Do I have a vocation?

Here we speak  of the particular Vocation by which God calls one to a higher state of life. Man renounces the world in order to give himself totally to God and binds himself to the observance of the evangelical councils. It is to this higher state of life that one generally reserves the word “Vocation” in its strict sense.

“The Fathers most strongly exhort those who are preparing for the sacred ministry to develop a keen awareness that the hopes of the Church and the salvation of souls are being committed to them.”

(Vatican II – Optatam Totius n. 22)

Everyone is called to Sanctity, to Salvation: “the God of all grace, who hath called us unto his eternal glory in Christ Jesus,” says St. Peter (1 Pet. 5:10). We do not speak here of the vocation of every man to Salvation, but of the particular Vocation by which God calls one to a higher state of life. There, beyond the observance of the commandments of God, a man renounces the world in order to give himself totally to God and binds himself to the observance of the evangelical councils. It is to this higher state of life that one generally reserves the word “Vocation” in its strict sense.

Troubling questions

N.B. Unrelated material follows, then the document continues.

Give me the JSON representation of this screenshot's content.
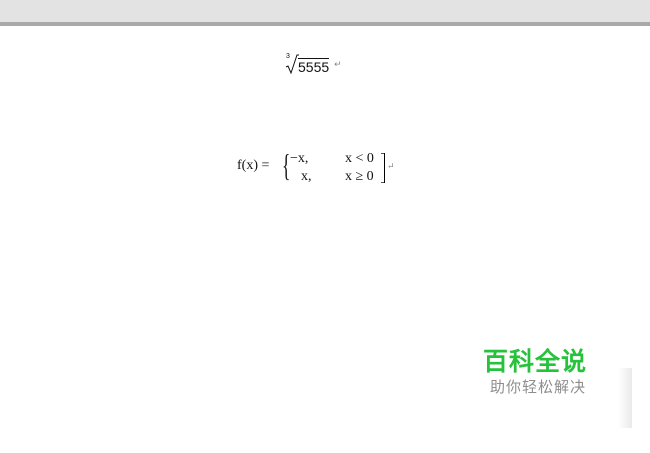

  • "Am I called by God to a state of life of perfection rather than to live in the world?"
  • "Do I have a vocation?"
  • “Can I? Should I give myself totally to God?”

Here we have a question which has troubled many generous souls. 

It even happens that consecrated souls, in the face of temptations or of the “demon of midday,” are troubled and ask themselves: “Am I following the right path? Was I not mistaken in entering the Seminary? the Convent?”

And the devil profits from this to confuse, trouble, and discourage these souls by scruples: “Who knows if...? Am I following the right path?” etc…

Both in order to make clear for the young people who, standing on the threshold of their adult lives, pose this incalculably important question to themselves: “Do I have a vocation?”, as well as for troubled souls who are already in the religious life, we are going to consider the question head on. The first point to consider is:

There are more vocations than one thinks.

God has always given the world the vocations it has needed:

“In no time and in no place can one think that God does not provide for the needs of the Church and, as in the past, that He does not call to Himself innumerable batallions of receptive adolescents, in their generosity, their strength, their integrity, their purity, to obey the voice of Christ and have the desire to devote themselves to the Church…”

(Pope Paul VI, Allocution to the Congress of Priestly Vocations, Dec. 3, 1966).

If all those who had been called by God would have responded, the world would already be converted. But we must consider:

  • Those who were not born! What a joy and glory for those large families from which God has chosen so many elite vocations: a little Thérèse (ninth child), a St. Ignatius (eleventh), a St. Francis Xavier (thirteenth), a St. Catherine of Siena (twenty-fourth!). Without rashly judging individual cases … what a shame if Madame Martin had refused to bear her ninth child! The world should not have St. Thérèse of Lisieux!
  • There are the only children... adored... they are not accustomed to sacrifices. And then, a family for which God is not God, is not proper soil for vocations!
  • There is that monstrosity of an education where God and His Christ are continually made an abstraction. This is a fact many times verified and besides proclaimed by those who have engineered atheistic teaching, i.e. teaching which willfully excludes speaking of God, His Revelation, the Divinity of Jesus Christ and our duties toward Him, and so on. There is nothing better than this for drying up a vocation in a man (and much more for women).
  • Lastly there are those who feel the call, but do not wish to answer it.

Vatican II proclaims in its “Declaration on Religious Liberty”:

“The rights of parents are violated if the children are constrained to attend classes which do not correspond to the religious conviction of the parents, or if one imposes a unique method of education from which religious formation is completely excluded.”

But when young Christians are given a Christian upbringing, vocations flourish, are numerous and strong.

Vatican II (Lumen Gentium) reminds parents that

“Parents should, by their word and example, be the first preachers of the faith to their children. They should encourage them in the vocation which is proper to each of them, fostering with special care any religious vocation.”

Men who understand this, as did St. John Bosco and St. Alphonsus Liguori, say: “In general, for every three children, there is one vocation!” That is more or less what Paul VI said above: “God calls innumerable batallions.”

Misconceptions about a vocation

  1. Some believe that, in order to have a vocation, one must have an attraction to it. There are some, however, who do not have the attraction and yet have the vocation. And there are others who desire a vocation and yet, quite clearly, are far from having one, because they do not have the required dispositions.
  2. Others imagine that one must one day hear a little voice inside which says: “Come!”
  3. Still others forget that there are many diverse vocations. I knew a priest who was not able to continue with the Chartreux (a strict monastic order) because of poor health, but who became a very holy diocesan priest, a holy vicar, a holy country pastor, and who died the curé (parish priest) of a cathedral with a true renown for sanctity.
  4. There are some vocations which require health or intelligence beyond the norm. Alternately, there are vocations which, in requiring a great love of God, can befit a candidate with delicate health or no instruction (e.g. the humble lay brother and porter who became St. Pascal Baylon).